Cherry angiomas are common skin growths that can develop on most areas of your body. They usually don’t require treatment, but bleeding can occur if the angioma is scratched, rubbed, or cut open. Options for surgical removal are available.
What are cherry angiomas?
Red moles, or cherry angiomas, are common skin growths that can develop on most areas of your body. They’re also known as senile angiomas or Campbell de Morgan spots.
They’re usually found on people aged 30 and older. The collection of small blood vessels inside a cherry angioma give them a reddish appearance.
This type of skin growth is typically not a cause for concern unless it bleeds often or changes in size, shape, or color. Talk to your doctor if you notice any bleeding or changes in appearance. These could be symptoms of skin cancer.
A cherry angioma is often bright red, circular or oval in shape, and small — usually ranging in size from a pinpoint to about one-fourth of an inch in diameter. Some cherry angiomas appear smooth and even with your skin, while others appear slightly raised. They most often grow on the torso, arms, legs, and shoulders.
Bleeding can occur if the angioma is scratched, rubbed, or cut open.
The exact cause of red moles is unknown, but there may be a genetic factor that makes certain people more likely to get them.
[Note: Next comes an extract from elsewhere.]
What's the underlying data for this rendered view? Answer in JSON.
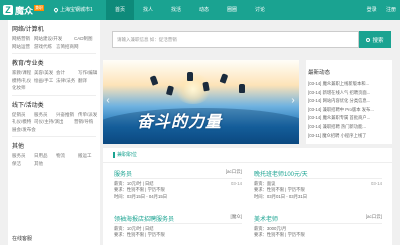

They’ve also been linked to pregnancy, exposure to chemicals, certain medical conditions, and climate.
There also appears to be a link between cherry angiomas and age. They often begin to appear when individuals reach 30 years old and seem to increase in size and number with age. One
You probably won’t need to have a cherry angioma treated, but you do have options if you want it removed for cosmetic reasons.
You might need to have it removed if it’s in an area that is easily bumped, which can lead to regular bleeding.
There are a few common procedures for removing red moles.
This surgical method of treatment involves burning the angioma by using an electric current delivered by a tiny probe. For this procedure, you’ll also have a grounding pad placed somewhere on your body to ground the rest of your body from a surge of electricity.
Cryosurgery involves freezing the angioma with liquid nitrogen. The extreme cold will destroy it. This method is known for being a quick and relatively easy procedure.
You often only need one treatment session for cryosurgery to work, and the liquid nitrogen is usually sprayed for only about 10 seconds. The wound doesn’t require much care afterward.
This type of surgery involves using a pulsed dye laser (PDL) to get rid of the cherry angioma. The PDL is a concentrated yellow laser that gives off enough heat to destroy the lesion. This method is quick and is done as an outpatient procedure, which means you won’t have to stay in the hospital overnight.
Depending on how many angiomas you have, you may need between one and three treatment sessions. This surgery can cause slight bruising, which can last up to 10 days.
This procedure involves removing the angioma from the top portion of skin. Shave excision is an alternative to invasive surgery that would involve cutting out the lesion or growth and using stitches, or sutures, to close the wound.
If you do have angiomas removed with any of these methods, scarring is uncommon but always possible.
If you notice any changes in the way a red mole looks, schedule an appointment with your doctor. It’s important to have any type of lesion or growth looked at when its appearance changes or if the diagnosis is unknown. Your doctor will be able to rule out serious conditions, such as skin cancer.
Your doctor may decide to do a biopsy, which involves removing and examining a small sample of the area or the entire lesion, to diagnose or rule out other conditions.
The Healthline FindCare tool can provide options in your area if you don’t already have a doctor.
A cherry angioma won’t go away on its own, but it’s also unlikely to cause you any problems. It may bleed from time to time if it’s irritated.
However, a red mole that changes in size, shape, or color is always cause for concern and should be looked at by your primary care doctor or dermatologist.